MLB Miami MarlinsToronto Blue Jays

Miami Marlins: Nothing Has Really Changed Despite All the Changes


Daniel Shirey-US PRESSWIRE

The more things change with the Miami Marlins the more they stay the same.  The Florida Marlins made the salary dump an art form starting in the 1990’s, turning over World Series winning rosters beginning just days after hoisting the trophy.

Last season the Marlins changed uniforms, ballparks, and spent heavily on free agents like Jose Reyes, Mark Buehrle, Heath Bell, and they flirted with signing Albert Pujols.  After a rough start, the Marlins began the roster overhaul, sending Hanley Ramirez to the Los Angeles Dodgers.

After the season, they fired Ozzie Guillen as manager after one tumultuous season, naming Mike Redmond as his replacement.  Now, it looks like they are going to make it almost impossible for Redmond to have any success as the Marlins are poised to send Buehrle, Josh Johnson, Jose Reyes, John Buck, and Emilio Bonafacio to the Toronto Blue Jays for Yunel Escobar, Adeiny Hechevarria, Justin Nicolino, and Henderson Alvarez.  Escobar is the only player the Marlins are getting with significant MLB experience.

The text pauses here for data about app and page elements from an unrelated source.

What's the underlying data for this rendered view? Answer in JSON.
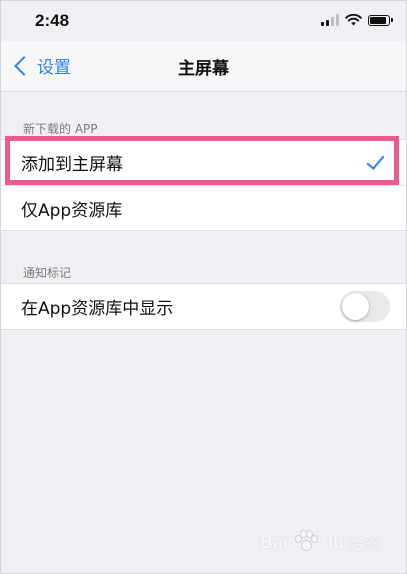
{
  "status_bar": {
    "time": "2:48"
  },
  "nav": {
    "back_label": "设置",
    "title": "主屏幕"
  },
  "new_downloads": {
    "header": "新下载的 APP",
    "options": [
      {
        "label": "添加到主屏幕",
        "selected": true
      },
      {
        "label": "仅App资源库",
        "selected": false
      }
    ]
  },
  "notification_badges": {
    "header": "通知标记",
    "row_label": "在App资源库中显示",
    "toggle_on": false
  },
  "colors": {
    "accent": "#2f80ed",
    "highlight": "#ee5a8e",
    "background": "#efeff4"
  },
  "watermark": {
    "brand": "Bai",
    "brand_suffix": "du",
    "text": "经验"
  },
  "icons": [
    "signal-icon",
    "wifi-icon",
    "battery-icon",
    "chevron-left-icon",
    "checkmark-icon",
    "paw-icon"
  ]
}
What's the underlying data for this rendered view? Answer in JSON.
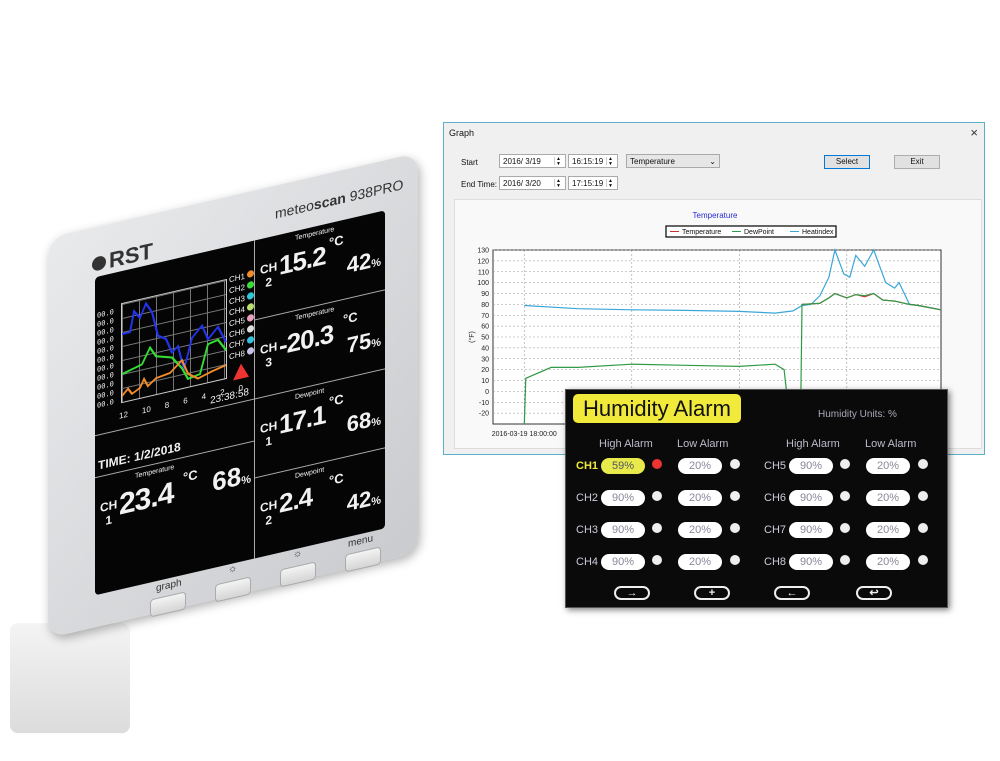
{
  "device": {
    "brand": "RST",
    "model_prefix": "meteo",
    "model_bold": "scan",
    "model_suffix": "938PRO",
    "graph_y_labels": [
      "00.0",
      "00.0",
      "00.0",
      "00.0",
      "00.0",
      "00.0",
      "00.0",
      "00.0",
      "00.0",
      "00.0",
      "00.0"
    ],
    "graph_x_labels": [
      "12",
      "10",
      "8",
      "6",
      "4",
      "2",
      "0"
    ],
    "channels": [
      {
        "name": "CH1",
        "color": "#f08a2a"
      },
      {
        "name": "CH2",
        "color": "#3ddc3d"
      },
      {
        "name": "CH3",
        "color": "#2ac8d8"
      },
      {
        "name": "CH4",
        "color": "#b8e06a"
      },
      {
        "name": "CH5",
        "color": "#e8a0c0"
      },
      {
        "name": "CH6",
        "color": "#dddddd"
      },
      {
        "name": "CH7",
        "color": "#35c0e0"
      },
      {
        "name": "CH8",
        "color": "#c8c0e8"
      }
    ],
    "time_label": "TIME:",
    "date": "1/2/2018",
    "clock": "23:38:58",
    "bottom_reading": {
      "label": "Temperature",
      "ch": "CH",
      "num": "1",
      "value": "23.4",
      "unit": "°C",
      "hum": "68",
      "pct": "%"
    },
    "readings": [
      {
        "label": "Temperature",
        "ch": "CH",
        "num": "2",
        "value": "15.2",
        "unit": "°C",
        "hum": "42",
        "pct": "%"
      },
      {
        "label": "Temperature",
        "ch": "CH",
        "num": "3",
        "value": "-20.3",
        "unit": "°C",
        "hum": "75",
        "pct": "%"
      },
      {
        "label": "Dewpoint",
        "ch": "CH",
        "num": "1",
        "value": "17.1",
        "unit": "°C",
        "hum": "68",
        "pct": "%"
      },
      {
        "label": "Dewpoint",
        "ch": "CH",
        "num": "2",
        "value": "2.4",
        "unit": "°C",
        "hum": "42",
        "pct": "%"
      }
    ],
    "buttons": {
      "graph": "graph",
      "bright_up": "☼",
      "bright_down": "☼",
      "menu": "menu"
    }
  },
  "graph_window": {
    "title": "Graph",
    "close": "×",
    "start_label": "Start",
    "start_date": "2016/ 3/19",
    "start_time": "16:15:19",
    "end_label": "End Time:",
    "end_date": "2016/ 3/20",
    "end_time": "17:15:19",
    "measure_select": "Temperature",
    "select_button": "Select",
    "exit_button": "Exit"
  },
  "chart_data": {
    "type": "line",
    "title": "Temperature",
    "ylabel": "(°F)",
    "xtick_labels": [
      "2016-03-19 18:00:00"
    ],
    "xlim": [
      "2016-03-19 16:15:19",
      "2016-03-20 17:15:19"
    ],
    "ylim": [
      -30,
      130
    ],
    "yticks": [
      -20,
      -10,
      0,
      10,
      20,
      30,
      40,
      50,
      60,
      70,
      80,
      90,
      100,
      110,
      120,
      130
    ],
    "grid": true,
    "legend_position": "top-center",
    "series": [
      {
        "name": "Temperature",
        "color": "#d03030",
        "points": [
          [
            "2016-03-20 09:30",
            80
          ],
          [
            "2016-03-20 10:30",
            81
          ],
          [
            "2016-03-20 11:00",
            86
          ],
          [
            "2016-03-20 11:20",
            90
          ],
          [
            "2016-03-20 12:00",
            86
          ],
          [
            "2016-03-20 12:30",
            89
          ],
          [
            "2016-03-20 13:00",
            87
          ],
          [
            "2016-03-20 13:30",
            90
          ],
          [
            "2016-03-20 14:00",
            84
          ],
          [
            "2016-03-20 14:40",
            83
          ],
          [
            "2016-03-20 15:30",
            80
          ],
          [
            "2016-03-20 16:00",
            79
          ],
          [
            "2016-03-20 17:15",
            75
          ]
        ]
      },
      {
        "name": "DewPoint",
        "color": "#2f9a45",
        "points": [
          [
            "2016-03-19 18:00",
            -30
          ],
          [
            "2016-03-19 18:05",
            12
          ],
          [
            "2016-03-19 19:30",
            22
          ],
          [
            "2016-03-19 21:00",
            22
          ],
          [
            "2016-03-20 00:00",
            25
          ],
          [
            "2016-03-20 03:00",
            24
          ],
          [
            "2016-03-20 06:00",
            23
          ],
          [
            "2016-03-20 08:00",
            25
          ],
          [
            "2016-03-20 08:30",
            20
          ],
          [
            "2016-03-20 08:50",
            -30
          ],
          null,
          [
            "2016-03-20 09:25",
            -30
          ],
          [
            "2016-03-20 09:30",
            80
          ],
          [
            "2016-03-20 10:30",
            81
          ],
          [
            "2016-03-20 11:00",
            86
          ],
          [
            "2016-03-20 11:20",
            90
          ],
          [
            "2016-03-20 12:00",
            86
          ],
          [
            "2016-03-20 12:30",
            89
          ],
          [
            "2016-03-20 13:00",
            88
          ],
          [
            "2016-03-20 13:30",
            90
          ],
          [
            "2016-03-20 14:00",
            84
          ],
          [
            "2016-03-20 14:40",
            83
          ],
          [
            "2016-03-20 15:30",
            80
          ],
          [
            "2016-03-20 16:00",
            79
          ],
          [
            "2016-03-20 17:15",
            75
          ]
        ]
      },
      {
        "name": "Heatindex",
        "color": "#3aa6d8",
        "points": [
          [
            "2016-03-19 18:00",
            79
          ],
          [
            "2016-03-19 21:00",
            76
          ],
          [
            "2016-03-20 00:00",
            75
          ],
          [
            "2016-03-20 03:00",
            74.5
          ],
          [
            "2016-03-20 06:00",
            73.5
          ],
          [
            "2016-03-20 08:00",
            72
          ],
          [
            "2016-03-20 09:00",
            74
          ],
          [
            "2016-03-20 09:30",
            79
          ],
          [
            "2016-03-20 10:00",
            80
          ],
          [
            "2016-03-20 10:30",
            88
          ],
          [
            "2016-03-20 11:00",
            105
          ],
          [
            "2016-03-20 11:20",
            130
          ],
          [
            "2016-03-20 11:50",
            108
          ],
          [
            "2016-03-20 12:10",
            105
          ],
          [
            "2016-03-20 12:30",
            125
          ],
          [
            "2016-03-20 13:00",
            115
          ],
          [
            "2016-03-20 13:30",
            130
          ],
          [
            "2016-03-20 14:10",
            100
          ],
          [
            "2016-03-20 14:40",
            95
          ],
          [
            "2016-03-20 14:55",
            100
          ],
          [
            "2016-03-20 15:30",
            80
          ],
          [
            "2016-03-20 16:00",
            79
          ],
          [
            "2016-03-20 17:15",
            75
          ]
        ]
      }
    ]
  },
  "alarm": {
    "title": "Humidity Alarm",
    "units": "Humidity Units: %",
    "high_header": "High Alarm",
    "low_header": "Low Alarm",
    "rows": [
      {
        "ch": "CH1",
        "high": "59%",
        "low": "20%"
      },
      {
        "ch": "CH2",
        "high": "90%",
        "low": "20%"
      },
      {
        "ch": "CH3",
        "high": "90%",
        "low": "20%"
      },
      {
        "ch": "CH4",
        "high": "90%",
        "low": "20%"
      },
      {
        "ch": "CH5",
        "high": "90%",
        "low": "20%"
      },
      {
        "ch": "CH6",
        "high": "90%",
        "low": "20%"
      },
      {
        "ch": "CH7",
        "high": "90%",
        "low": "20%"
      },
      {
        "ch": "CH8",
        "high": "90%",
        "low": "20%"
      }
    ],
    "active_color": "#f2ea3a",
    "nav": {
      "next": "→",
      "add": "+",
      "prev": "←",
      "back": "↩"
    }
  }
}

Earlier this offseason, the Marlins sent Heath Bell to the Arizona Diamondbacks in another salary dump move.

I understand that the Marlins finished 69-93 last season, falling way short of expectations.  However, there is no excuse for what the Marlins are doing to their fanbase and the city of Miami.  The stadium the Marlins currently play in was funded heavily by taxpayers and heading into the 2012 season there was talk that the Marlins would be able to compete for the NL East title.

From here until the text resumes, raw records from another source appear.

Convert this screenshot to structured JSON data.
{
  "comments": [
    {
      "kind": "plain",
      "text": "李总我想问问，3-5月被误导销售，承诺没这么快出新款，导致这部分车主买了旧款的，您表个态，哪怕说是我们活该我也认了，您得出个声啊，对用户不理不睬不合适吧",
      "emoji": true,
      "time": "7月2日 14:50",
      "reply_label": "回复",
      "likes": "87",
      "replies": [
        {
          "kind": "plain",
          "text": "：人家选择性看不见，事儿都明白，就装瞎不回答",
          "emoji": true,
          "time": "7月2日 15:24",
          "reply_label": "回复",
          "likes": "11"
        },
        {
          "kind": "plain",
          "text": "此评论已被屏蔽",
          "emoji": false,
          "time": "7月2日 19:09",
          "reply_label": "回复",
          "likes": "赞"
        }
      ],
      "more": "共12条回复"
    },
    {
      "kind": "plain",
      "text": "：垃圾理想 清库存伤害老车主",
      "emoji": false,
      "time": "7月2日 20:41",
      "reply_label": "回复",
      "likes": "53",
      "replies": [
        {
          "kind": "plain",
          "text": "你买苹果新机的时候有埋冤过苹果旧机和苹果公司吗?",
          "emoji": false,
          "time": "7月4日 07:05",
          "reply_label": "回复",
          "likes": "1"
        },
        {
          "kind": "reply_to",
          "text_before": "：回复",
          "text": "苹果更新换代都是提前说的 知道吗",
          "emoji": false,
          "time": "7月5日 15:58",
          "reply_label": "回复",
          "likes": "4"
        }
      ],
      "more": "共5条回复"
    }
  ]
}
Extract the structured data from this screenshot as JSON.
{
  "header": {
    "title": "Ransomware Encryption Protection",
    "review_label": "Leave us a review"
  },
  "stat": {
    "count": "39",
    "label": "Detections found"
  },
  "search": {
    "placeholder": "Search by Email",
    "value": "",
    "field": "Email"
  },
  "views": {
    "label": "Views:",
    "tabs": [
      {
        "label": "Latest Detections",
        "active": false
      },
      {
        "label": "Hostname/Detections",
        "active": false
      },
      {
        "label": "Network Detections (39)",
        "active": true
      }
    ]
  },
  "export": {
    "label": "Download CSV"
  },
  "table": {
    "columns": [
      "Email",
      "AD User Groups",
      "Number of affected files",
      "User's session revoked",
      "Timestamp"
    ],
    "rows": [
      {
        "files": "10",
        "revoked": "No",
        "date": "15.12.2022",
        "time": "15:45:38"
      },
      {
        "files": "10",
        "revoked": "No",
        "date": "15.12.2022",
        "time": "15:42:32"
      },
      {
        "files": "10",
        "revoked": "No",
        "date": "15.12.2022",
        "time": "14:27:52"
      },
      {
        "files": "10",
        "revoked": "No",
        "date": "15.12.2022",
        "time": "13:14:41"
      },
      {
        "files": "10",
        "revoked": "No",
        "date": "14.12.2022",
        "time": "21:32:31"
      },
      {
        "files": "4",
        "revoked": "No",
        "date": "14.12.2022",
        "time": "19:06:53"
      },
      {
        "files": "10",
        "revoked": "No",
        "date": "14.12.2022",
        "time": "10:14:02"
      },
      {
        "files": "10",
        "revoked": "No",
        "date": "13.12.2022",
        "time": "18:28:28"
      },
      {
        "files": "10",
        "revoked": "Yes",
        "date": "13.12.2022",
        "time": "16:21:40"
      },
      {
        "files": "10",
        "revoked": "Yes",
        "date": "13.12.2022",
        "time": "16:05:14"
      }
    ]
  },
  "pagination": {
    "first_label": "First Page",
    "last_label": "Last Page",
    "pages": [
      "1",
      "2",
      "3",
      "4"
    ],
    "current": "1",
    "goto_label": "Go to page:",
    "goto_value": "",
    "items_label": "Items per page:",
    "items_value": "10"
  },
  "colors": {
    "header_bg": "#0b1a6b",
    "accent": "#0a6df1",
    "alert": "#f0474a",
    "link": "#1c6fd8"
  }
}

While that didn’t materialize, the Marlins hit the financial panic button and began turning over the roster.  This move will effectively kill any future the Marlins will have under current ownership.  Jeffrey Loria does not deserve to own a Major League franchise.

Loria is akin to a snake oil salesman in the days of the Old West, claiming he is something he is not, selling an entire city on a bag of goods.  If Major League Baseball hopes to have any future in South Florida, especially in the city of Miami, then pressure must be placed on Loria to sell this team.  He doesn’t deserve to own a Major League Baseball team, or any pro sports team for that matter.

Even after the Marlins have won World Series’ in 1997 and 2003 they dismantled the teams, offering no hope for a future for the Florida Marlins.  Now, even after a dramatic facelift, nothing has changed with this organization.

Once again, Marlins fans are forgotten and now the city of Miami is left holding the bill for a Major League Baseball team being used to showcase a Minor League team.